(Dataset rows describing interfaces)
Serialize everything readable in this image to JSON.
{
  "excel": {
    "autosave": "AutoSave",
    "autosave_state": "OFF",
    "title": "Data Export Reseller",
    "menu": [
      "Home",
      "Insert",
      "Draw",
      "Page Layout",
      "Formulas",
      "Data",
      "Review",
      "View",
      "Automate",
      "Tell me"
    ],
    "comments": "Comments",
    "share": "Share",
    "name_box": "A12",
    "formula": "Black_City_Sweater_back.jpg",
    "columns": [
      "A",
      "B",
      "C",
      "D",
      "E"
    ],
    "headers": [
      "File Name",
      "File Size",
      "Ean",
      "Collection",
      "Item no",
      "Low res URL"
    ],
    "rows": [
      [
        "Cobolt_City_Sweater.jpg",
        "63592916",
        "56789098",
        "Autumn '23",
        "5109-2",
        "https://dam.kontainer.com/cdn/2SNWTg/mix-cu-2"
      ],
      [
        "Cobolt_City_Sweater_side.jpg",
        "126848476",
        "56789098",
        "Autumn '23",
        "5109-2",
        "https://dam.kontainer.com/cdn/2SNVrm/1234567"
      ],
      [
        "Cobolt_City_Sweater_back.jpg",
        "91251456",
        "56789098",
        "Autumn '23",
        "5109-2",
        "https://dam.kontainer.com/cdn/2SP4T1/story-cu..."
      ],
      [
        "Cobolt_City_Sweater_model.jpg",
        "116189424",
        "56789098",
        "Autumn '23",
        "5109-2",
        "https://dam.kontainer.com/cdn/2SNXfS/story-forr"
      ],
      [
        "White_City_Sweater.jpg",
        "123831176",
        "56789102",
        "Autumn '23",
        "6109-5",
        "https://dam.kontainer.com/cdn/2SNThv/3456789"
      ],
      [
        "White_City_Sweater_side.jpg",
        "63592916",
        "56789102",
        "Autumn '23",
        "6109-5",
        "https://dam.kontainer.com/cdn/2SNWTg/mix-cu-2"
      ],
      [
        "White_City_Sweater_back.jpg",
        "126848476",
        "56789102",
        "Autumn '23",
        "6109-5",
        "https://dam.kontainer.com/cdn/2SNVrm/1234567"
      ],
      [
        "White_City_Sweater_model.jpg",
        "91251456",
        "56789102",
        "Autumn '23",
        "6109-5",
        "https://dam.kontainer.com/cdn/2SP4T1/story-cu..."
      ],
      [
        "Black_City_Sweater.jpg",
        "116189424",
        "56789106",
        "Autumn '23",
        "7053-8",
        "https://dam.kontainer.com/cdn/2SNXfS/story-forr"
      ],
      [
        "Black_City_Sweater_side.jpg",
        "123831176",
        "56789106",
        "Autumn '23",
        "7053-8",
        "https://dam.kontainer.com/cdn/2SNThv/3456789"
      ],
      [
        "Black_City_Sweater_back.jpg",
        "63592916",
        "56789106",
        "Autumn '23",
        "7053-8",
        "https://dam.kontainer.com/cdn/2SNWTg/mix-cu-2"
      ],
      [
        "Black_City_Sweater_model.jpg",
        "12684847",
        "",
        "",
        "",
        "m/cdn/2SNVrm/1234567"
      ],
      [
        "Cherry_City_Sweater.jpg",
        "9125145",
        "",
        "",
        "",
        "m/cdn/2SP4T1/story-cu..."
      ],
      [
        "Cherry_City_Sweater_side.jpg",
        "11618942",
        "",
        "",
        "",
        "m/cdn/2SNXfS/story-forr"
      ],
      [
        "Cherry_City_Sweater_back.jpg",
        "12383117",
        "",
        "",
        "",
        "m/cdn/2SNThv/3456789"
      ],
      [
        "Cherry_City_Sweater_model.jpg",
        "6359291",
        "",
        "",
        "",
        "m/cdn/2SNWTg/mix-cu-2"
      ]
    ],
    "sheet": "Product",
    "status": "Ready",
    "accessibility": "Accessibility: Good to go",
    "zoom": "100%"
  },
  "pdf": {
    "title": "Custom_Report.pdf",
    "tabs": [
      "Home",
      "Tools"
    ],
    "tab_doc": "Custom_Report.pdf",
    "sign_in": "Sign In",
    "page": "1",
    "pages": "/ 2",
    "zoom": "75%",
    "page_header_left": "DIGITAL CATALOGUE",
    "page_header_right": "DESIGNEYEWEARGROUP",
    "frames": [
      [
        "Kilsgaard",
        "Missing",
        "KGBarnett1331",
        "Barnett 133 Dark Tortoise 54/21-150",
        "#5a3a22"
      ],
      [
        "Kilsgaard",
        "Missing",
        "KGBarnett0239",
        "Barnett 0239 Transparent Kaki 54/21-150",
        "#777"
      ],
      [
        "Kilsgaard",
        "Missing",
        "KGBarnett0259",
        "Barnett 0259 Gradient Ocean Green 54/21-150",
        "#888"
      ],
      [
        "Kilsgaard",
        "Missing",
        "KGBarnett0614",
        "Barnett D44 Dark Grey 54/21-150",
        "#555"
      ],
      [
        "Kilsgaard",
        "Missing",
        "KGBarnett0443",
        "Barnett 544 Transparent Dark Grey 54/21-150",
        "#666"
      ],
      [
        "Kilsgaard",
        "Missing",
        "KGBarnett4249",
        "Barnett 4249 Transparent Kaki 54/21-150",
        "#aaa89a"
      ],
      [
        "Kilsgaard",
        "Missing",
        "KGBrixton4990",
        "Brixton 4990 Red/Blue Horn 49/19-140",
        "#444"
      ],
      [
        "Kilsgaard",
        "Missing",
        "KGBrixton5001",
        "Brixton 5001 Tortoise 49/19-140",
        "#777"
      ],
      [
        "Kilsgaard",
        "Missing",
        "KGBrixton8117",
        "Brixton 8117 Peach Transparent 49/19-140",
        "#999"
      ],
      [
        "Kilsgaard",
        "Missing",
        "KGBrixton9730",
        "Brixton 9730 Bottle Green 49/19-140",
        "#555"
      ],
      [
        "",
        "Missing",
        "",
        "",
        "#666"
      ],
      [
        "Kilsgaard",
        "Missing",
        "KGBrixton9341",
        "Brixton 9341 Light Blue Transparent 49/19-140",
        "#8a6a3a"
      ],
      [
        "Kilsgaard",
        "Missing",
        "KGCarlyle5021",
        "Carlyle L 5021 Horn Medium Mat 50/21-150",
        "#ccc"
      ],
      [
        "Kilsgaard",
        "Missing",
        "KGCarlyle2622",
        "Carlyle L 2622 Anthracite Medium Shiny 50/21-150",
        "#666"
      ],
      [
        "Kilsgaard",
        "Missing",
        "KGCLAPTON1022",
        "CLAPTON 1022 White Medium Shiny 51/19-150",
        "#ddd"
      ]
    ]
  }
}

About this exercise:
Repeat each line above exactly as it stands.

Solution:
Serialize everything readable in this image to JSON.
{
  "excel": {
    "autosave": "AutoSave",
    "autosave_state": "OFF",
    "title": "Data Export Reseller",
    "menu": [
      "Home",
      "Insert",
      "Draw",
      "Page Layout",
      "Formulas",
      "Data",
      "Review",
      "View",
      "Automate",
      "Tell me"
    ],
    "comments": "Comments",
    "share": "Share",
    "name_box": "A12",
    "formula": "Black_City_Sweater_back.jpg",
    "columns": [
      "A",
      "B",
      "C",
      "D",
      "E"
    ],
    "headers": [
      "File Name",
      "File Size",
      "Ean",
      "Collection",
      "Item no",
      "Low res URL"
    ],
    "rows": [
      [
        "Cobolt_City_Sweater.jpg",
        "63592916",
        "56789098",
        "Autumn '23",
        "5109-2",
        "https://dam.kontainer.com/cdn/2SNWTg/mix-cu-2"
      ],
      [
        "Cobolt_City_Sweater_side.jpg",
        "126848476",
        "56789098",
        "Autumn '23",
        "5109-2",
        "https://dam.kontainer.com/cdn/2SNVrm/1234567"
      ],
      [
        "Cobolt_City_Sweater_back.jpg",
        "91251456",
        "56789098",
        "Autumn '23",
        "5109-2",
        "https://dam.kontainer.com/cdn/2SP4T1/story-cu..."
      ],
      [
        "Cobolt_City_Sweater_model.jpg",
        "116189424",
        "56789098",
        "Autumn '23",
        "5109-2",
        "https://dam.kontainer.com/cdn/2SNXfS/story-forr"
      ],
      [
        "White_City_Sweater.jpg",
        "123831176",
        "56789102",
        "Autumn '23",
        "6109-5",
        "https://dam.kontainer.com/cdn/2SNThv/3456789"
      ],
      [
        "White_City_Sweater_side.jpg",
        "63592916",
        "56789102",
        "Autumn '23",
        "6109-5",
        "https://dam.kontainer.com/cdn/2SNWTg/mix-cu-2"
      ],
      [
        "White_City_Sweater_back.jpg",
        "126848476",
        "56789102",
        "Autumn '23",
        "6109-5",
        "https://dam.kontainer.com/cdn/2SNVrm/1234567"
      ],
      [
        "White_City_Sweater_model.jpg",
        "91251456",
        "56789102",
        "Autumn '23",
        "6109-5",
        "https://dam.kontainer.com/cdn/2SP4T1/story-cu..."
      ],
      [
        "Black_City_Sweater.jpg",
        "116189424",
        "56789106",
        "Autumn '23",
        "7053-8",
        "https://dam.kontainer.com/cdn/2SNXfS/story-forr"
      ],
      [
        "Black_City_Sweater_side.jpg",
        "123831176",
        "56789106",
        "Autumn '23",
        "7053-8",
        "https://dam.kontainer.com/cdn/2SNThv/3456789"
      ],
      [
        "Black_City_Sweater_back.jpg",
        "63592916",
        "56789106",
        "Autumn '23",
        "7053-8",
        "https://dam.kontainer.com/cdn/2SNWTg/mix-cu-2"
      ],
      [
        "Black_City_Sweater_model.jpg",
        "12684847",
        "",
        "",
        "",
        "m/cdn/2SNVrm/1234567"
      ],
      [
        "Cherry_City_Sweater.jpg",
        "9125145",
        "",
        "",
        "",
        "m/cdn/2SP4T1/story-cu..."
      ],
      [
        "Cherry_City_Sweater_side.jpg",
        "11618942",
        "",
        "",
        "",
        "m/cdn/2SNXfS/story-forr"
      ],
      [
        "Cherry_City_Sweater_back.jpg",
        "12383117",
        "",
        "",
        "",
        "m/cdn/2SNThv/3456789"
      ],
      [
        "Cherry_City_Sweater_model.jpg",
        "6359291",
        "",
        "",
        "",
        "m/cdn/2SNWTg/mix-cu-2"
      ]
    ],
    "sheet": "Product",
    "status": "Ready",
    "accessibility": "Accessibility: Good to go",
    "zoom": "100%"
  },
  "pdf": {
    "title": "Custom_Report.pdf",
    "tabs": [
      "Home",
      "Tools"
    ],
    "tab_doc": "Custom_Report.pdf",
    "sign_in": "Sign In",
    "page": "1",
    "pages": "/ 2",
    "zoom": "75%",
    "page_header_left": "DIGITAL CATALOGUE",
    "page_header_right": "DESIGNEYEWEARGROUP",
    "frames": [
      [
        "Kilsgaard",
        "Missing",
        "KGBarnett1331",
        "Barnett 133 Dark Tortoise 54/21-150",
        "#5a3a22"
      ],
      [
        "Kilsgaard",
        "Missing",
        "KGBarnett0239",
        "Barnett 0239 Transparent Kaki 54/21-150",
        "#777"
      ],
      [
        "Kilsgaard",
        "Missing",
        "KGBarnett0259",
        "Barnett 0259 Gradient Ocean Green 54/21-150",
        "#888"
      ],
      [
        "Kilsgaard",
        "Missing",
        "KGBarnett0614",
        "Barnett D44 Dark Grey 54/21-150",
        "#555"
      ],
      [
        "Kilsgaard",
        "Missing",
        "KGBarnett0443",
        "Barnett 544 Transparent Dark Grey 54/21-150",
        "#666"
      ],
      [
        "Kilsgaard",
        "Missing",
        "KGBarnett4249",
        "Barnett 4249 Transparent Kaki 54/21-150",
        "#aaa89a"
      ],
      [
        "Kilsgaard",
        "Missing",
        "KGBrixton4990",
        "Brixton 4990 Red/Blue Horn 49/19-140",
        "#444"
      ],
      [
        "Kilsgaard",
        "Missing",
        "KGBrixton5001",
        "Brixton 5001 Tortoise 49/19-140",
        "#777"
      ],
      [
        "Kilsgaard",
        "Missing",
        "KGBrixton8117",
        "Brixton 8117 Peach Transparent 49/19-140",
        "#999"
      ],
      [
        "Kilsgaard",
        "Missing",
        "KGBrixton9730",
        "Brixton 9730 Bottle Green 49/19-140",
        "#555"
      ],
      [
        "",
        "Missing",
        "",
        "",
        "#666"
      ],
      [
        "Kilsgaard",
        "Missing",
        "KGBrixton9341",
        "Brixton 9341 Light Blue Transparent 49/19-140",
        "#8a6a3a"
      ],
      [
        "Kilsgaard",
        "Missing",
        "KGCarlyle5021",
        "Carlyle L 5021 Horn Medium Mat 50/21-150",
        "#ccc"
      ],
      [
        "Kilsgaard",
        "Missing",
        "KGCarlyle2622",
        "Carlyle L 2622 Anthracite Medium Shiny 50/21-150",
        "#666"
      ],
      [
        "Kilsgaard",
        "Missing",
        "KGCLAPTON1022",
        "CLAPTON 1022 White Medium Shiny 51/19-150",
        "#ddd"
      ]
    ]
  }
}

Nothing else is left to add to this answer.